Money around here is hard to come by today. The vacationers are long gone, but the tar balls remain. Beach cleanup continues at a much slower pace. People here say the oil is sunk on the bottom, coughing up pieces of hardened crude when the winds and the waves are right. No one here wants to think of what the hot summer will bring, when the water warms and onshore winds blow in any oil that floats to the top. Feinberg's most recent claims report says Gulf fishing stocks will recover quickly, but other scientists question that (see NRDC's David Newman's blog on this here). The truth is no one knows what the oil's impact will be on the wildlife and seafood in the years to come. But already there are signs it may not be good.
Karen Hopkins of Grand Isle's Dean Blanchard Seafood, the largest shrimp buyer in Louisiana, says shrimp catches have been cut in half as many boats were unable to trawl through the oil last year. But what's most worrisome may be what's to come. Karen says no one has been catching a popular white shrimp people here call a "sea bob," usually abundant this time of year. And no one knows why. "Normally we catch 200 to 300 thousand pounds of sea bob in the winter, but this year there"s been none. Even if we get shrimp this year, what will happen the next? It could take several generations for the oil to have an impact."
But fishermen aren't the only ones worried. Small business contractors have been devastated by the drop in tourists, and many wonder if the tourists will ever come back. Take Betty Doud for instance. An experienced house painter, she said she used to have to turn down work in the summer in this usually bustling beach town. But no more. Business dried up for her right after the BP well blew, and the job she was working on was cancelled. Betty says after coming across dead turtles on the beach, she had to leave the area to collect her sanity. She returned last fall, hoping the beaches were clean and BP had really "made it right." Instead she says she's come across oil, tar balls and giant waves of brownish foam on the beach that give her headaches. And adding insult to injury, Betty says, the claims office still hasn't paid her claim, losing paperwork and putting her in a seemingly permanent holding pattern.
A month ago Betty came across a fisherman on the beach who had oiled shrimp in his nets and who complained of burning rashes on his skin.
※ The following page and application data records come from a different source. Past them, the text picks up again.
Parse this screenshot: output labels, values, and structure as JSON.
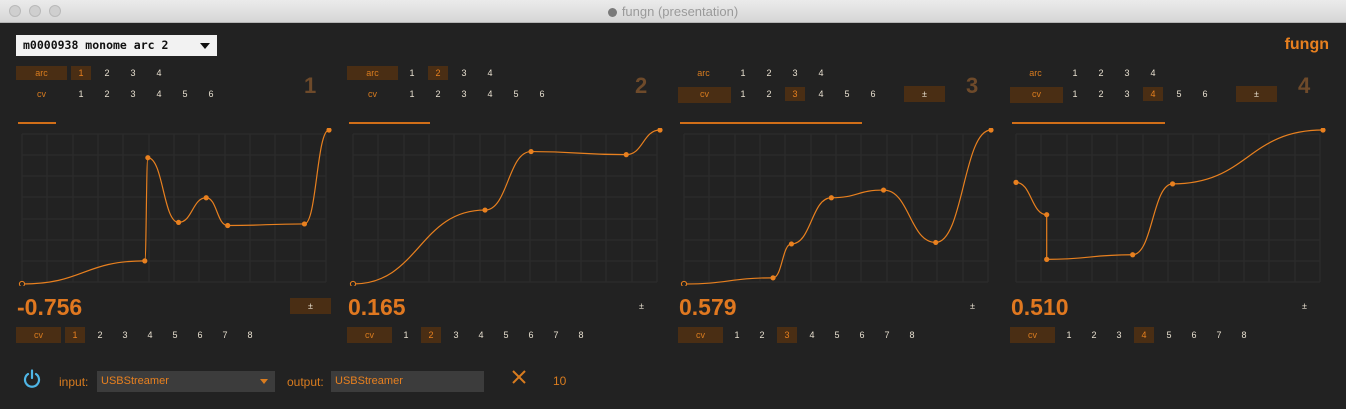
{
  "window": {
    "title": "fungn (presentation)"
  },
  "device": {
    "selected": "m0000938 monome arc 2"
  },
  "brand": "fungn",
  "row_labels": {
    "arc": "arc",
    "cv": "cv"
  },
  "arc_options": [
    "1",
    "2",
    "3",
    "4"
  ],
  "cv_options_top": [
    "1",
    "2",
    "3",
    "4",
    "5",
    "6"
  ],
  "cv_options_bottom": [
    "1",
    "2",
    "3",
    "4",
    "5",
    "6",
    "7",
    "8"
  ],
  "pm_symbol": "±",
  "panels": [
    {
      "channel": "1",
      "value": "-0.756",
      "arc_selected": "1",
      "cv_selected": "1",
      "top_cv_selected": null,
      "cv_top_boxed": false,
      "pm_top": false,
      "pm_bottom_boxed": true,
      "bar_fraction": 0.12,
      "curve": [
        [
          0,
          0.0
        ],
        [
          0.4,
          0.15
        ],
        [
          0.41,
          0.82
        ],
        [
          0.51,
          0.4
        ],
        [
          0.6,
          0.56
        ],
        [
          0.67,
          0.38
        ],
        [
          0.92,
          0.39
        ],
        [
          1.0,
          1.0
        ]
      ]
    },
    {
      "channel": "2",
      "value": "0.165",
      "arc_selected": "2",
      "cv_selected": "2",
      "top_cv_selected": null,
      "cv_top_boxed": false,
      "pm_top": false,
      "pm_bottom_boxed": false,
      "bar_fraction": 0.26,
      "curve": [
        [
          0,
          0.0
        ],
        [
          0.43,
          0.48
        ],
        [
          0.58,
          0.86
        ],
        [
          0.89,
          0.84
        ],
        [
          1.0,
          1.0
        ]
      ]
    },
    {
      "channel": "3",
      "value": "0.579",
      "arc_selected": null,
      "cv_selected": "3",
      "top_cv_selected": "3",
      "cv_top_boxed": true,
      "pm_top": true,
      "pm_bottom_boxed": false,
      "bar_fraction": 0.58,
      "curve": [
        [
          0,
          0.0
        ],
        [
          0.29,
          0.04
        ],
        [
          0.35,
          0.26
        ],
        [
          0.48,
          0.56
        ],
        [
          0.65,
          0.61
        ],
        [
          0.82,
          0.27
        ],
        [
          1.0,
          1.0
        ]
      ]
    },
    {
      "channel": "4",
      "value": "0.510",
      "arc_selected": null,
      "cv_selected": "4",
      "top_cv_selected": "4",
      "cv_top_boxed": true,
      "pm_top": true,
      "pm_bottom_boxed": false,
      "bar_fraction": 0.49,
      "curve": [
        [
          0,
          0.66
        ],
        [
          0.1,
          0.45
        ],
        [
          0.1,
          0.16
        ],
        [
          0.38,
          0.19
        ],
        [
          0.51,
          0.65
        ],
        [
          1.0,
          1.0
        ]
      ]
    }
  ],
  "bottom": {
    "input_label": "input:",
    "input_value": "USBStreamer",
    "output_label": "output:",
    "output_value": "USBStreamer",
    "count": "10"
  },
  "colors": {
    "accent": "#e8801f",
    "selected_bg": "#4a2e14",
    "background": "#222222",
    "grid": "#2d2d2d"
  }
}
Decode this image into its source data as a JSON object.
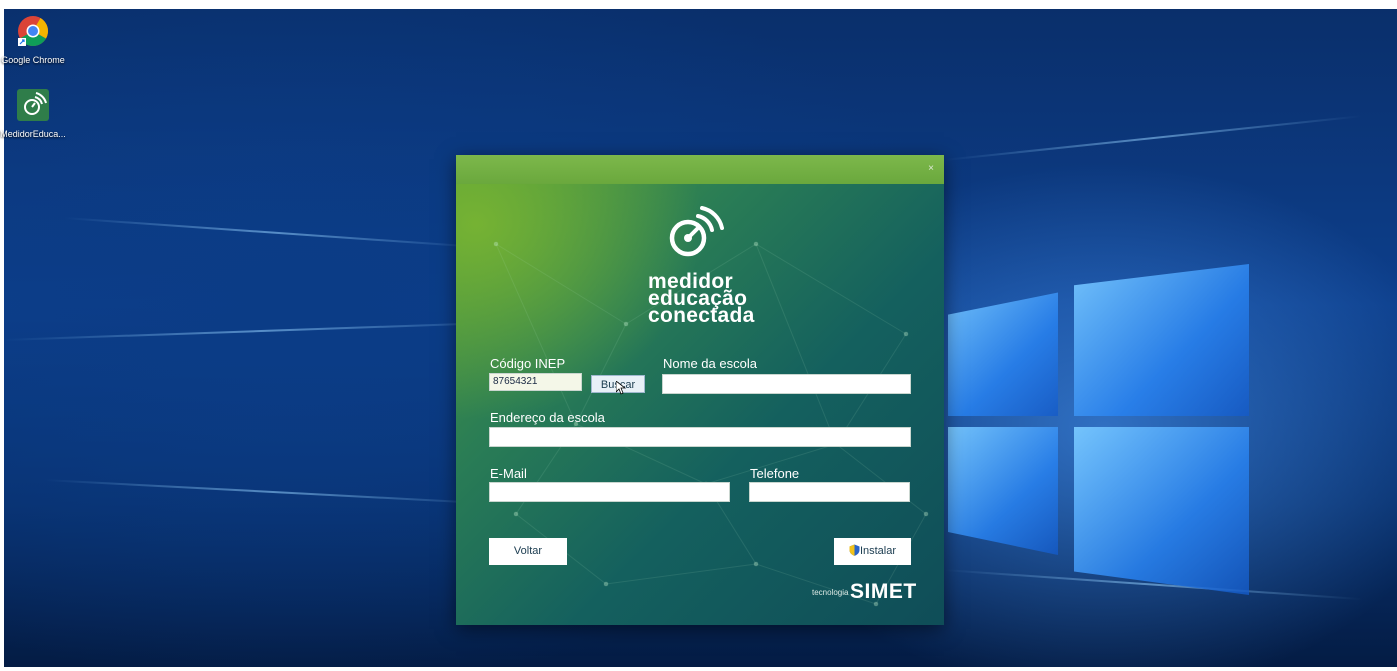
{
  "desktop": {
    "icons": [
      {
        "label": "Google Chrome",
        "icon": "chrome-icon"
      },
      {
        "label": "MedidorEduca...",
        "icon": "speedometer-app-icon"
      }
    ]
  },
  "dialog": {
    "close_glyph": "×",
    "logo": {
      "icon": "speedometer-signal-icon",
      "line1": "medidor",
      "line2": "educação",
      "line3": "conectada"
    },
    "form": {
      "inep_label": "Código INEP",
      "inep_value": "87654321",
      "search_button": "Buscar",
      "school_name_label": "Nome da escola",
      "school_name_value": "",
      "address_label": "Endereço da escola",
      "address_value": "",
      "email_label": "E-Mail",
      "email_value": "",
      "phone_label": "Telefone",
      "phone_value": ""
    },
    "back_button": "Voltar",
    "install_button": "Instalar",
    "install_icon": "shield-icon",
    "footer": {
      "tech_label": "tecnologia",
      "brand": "SIMET"
    }
  },
  "colors": {
    "titlebar": "#7db84b",
    "dialog_bg_start": "#4f9a3d",
    "dialog_bg_end": "#0f4d58",
    "wallpaper": "#0a2f6b"
  }
}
Now she sees crews bringing in giant dump trucks of sand trying to bury the oiled sand on the beach. "They all want to bury it and say the coast is clear," Betty says. "But the oil's not going anywhere. We're surrounded by it and it will just keep coming in with the tide."
Places like Grand Isle are bearing the brunt of the environmental and economic impacts of this oil disaster. But it isn't alone. From Panama City to Gulf Shores to Gulfport, businesses are teetering on the edge. Million-dollar advertising campaigns aren't going to bring the tourists back. Pristine sand and oil-free waters will.
Business owners like Sarah and Annette Rigaud are praying for that this year. But when they look out at the offshore oil platforms in the distance, they are constantly reminded this disaster is not over. They know it could happen again. "We don't want to bring our grandkids here," Annette says. "We don't know what we're exposing them to."
The Rigauds say they can handle disasters like hurricanes, just as generations before them. But a catastrophic oil spill is unchartered territory. They and many others are caught in a dangerous oil experiment in the Gulf. And no one knows how it will turn out.
(Photo of Sarah and Annette Rigaud by Rocky Kistner/NRDC.)